## WHAT IS BEING ASKED:
Nothing but the line with "Give me the" and the lines after it, through the end of the records below, is to be repeated, exactly as it is.

==== PROVIDED DATA ====

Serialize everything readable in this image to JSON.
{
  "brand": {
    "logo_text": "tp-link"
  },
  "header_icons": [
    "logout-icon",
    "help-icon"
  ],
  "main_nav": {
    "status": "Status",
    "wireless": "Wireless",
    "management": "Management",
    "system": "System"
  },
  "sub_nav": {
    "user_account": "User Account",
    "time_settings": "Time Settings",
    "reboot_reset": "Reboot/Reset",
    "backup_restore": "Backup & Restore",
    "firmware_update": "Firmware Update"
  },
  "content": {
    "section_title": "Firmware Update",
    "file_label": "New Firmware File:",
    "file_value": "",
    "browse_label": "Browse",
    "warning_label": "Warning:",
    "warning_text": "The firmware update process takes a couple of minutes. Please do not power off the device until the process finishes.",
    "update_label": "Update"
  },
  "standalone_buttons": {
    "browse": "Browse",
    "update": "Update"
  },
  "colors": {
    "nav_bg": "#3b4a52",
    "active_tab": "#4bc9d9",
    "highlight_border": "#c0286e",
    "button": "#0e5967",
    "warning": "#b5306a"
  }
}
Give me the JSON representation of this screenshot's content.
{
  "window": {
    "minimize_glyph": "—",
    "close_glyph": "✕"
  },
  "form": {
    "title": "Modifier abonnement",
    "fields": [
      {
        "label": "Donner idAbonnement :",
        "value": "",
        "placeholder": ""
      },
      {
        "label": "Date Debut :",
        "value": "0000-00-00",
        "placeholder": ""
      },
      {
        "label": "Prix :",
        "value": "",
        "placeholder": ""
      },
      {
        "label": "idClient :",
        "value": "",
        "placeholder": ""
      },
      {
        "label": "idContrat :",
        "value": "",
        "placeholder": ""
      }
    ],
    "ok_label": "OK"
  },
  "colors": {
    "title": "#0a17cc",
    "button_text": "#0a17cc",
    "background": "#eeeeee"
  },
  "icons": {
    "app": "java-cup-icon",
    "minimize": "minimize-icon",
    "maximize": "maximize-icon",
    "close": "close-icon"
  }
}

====

## SOLUTION BELOW:
Give me the JSON representation of this screenshot's content.
{
  "window": {
    "minimize_glyph": "—",
    "close_glyph": "✕"
  },
  "form": {
    "title": "Modifier abonnement",
    "fields": [
      {
        "label": "Donner idAbonnement :",
        "value": "",
        "placeholder": ""
      },
      {
        "label": "Date Debut :",
        "value": "0000-00-00",
        "placeholder": ""
      },
      {
        "label": "Prix :",
        "value": "",
        "placeholder": ""
      },
      {
        "label": "idClient :",
        "value": "",
        "placeholder": ""
      },
      {
        "label": "idContrat :",
        "value": "",
        "placeholder": ""
      }
    ],
    "ok_label": "OK"
  },
  "colors": {
    "title": "#0a17cc",
    "button_text": "#0a17cc",
    "background": "#eeeeee"
  },
  "icons": {
    "app": "java-cup-icon",
    "minimize": "minimize-icon",
    "maximize": "maximize-icon",
    "close": "close-icon"
  }
}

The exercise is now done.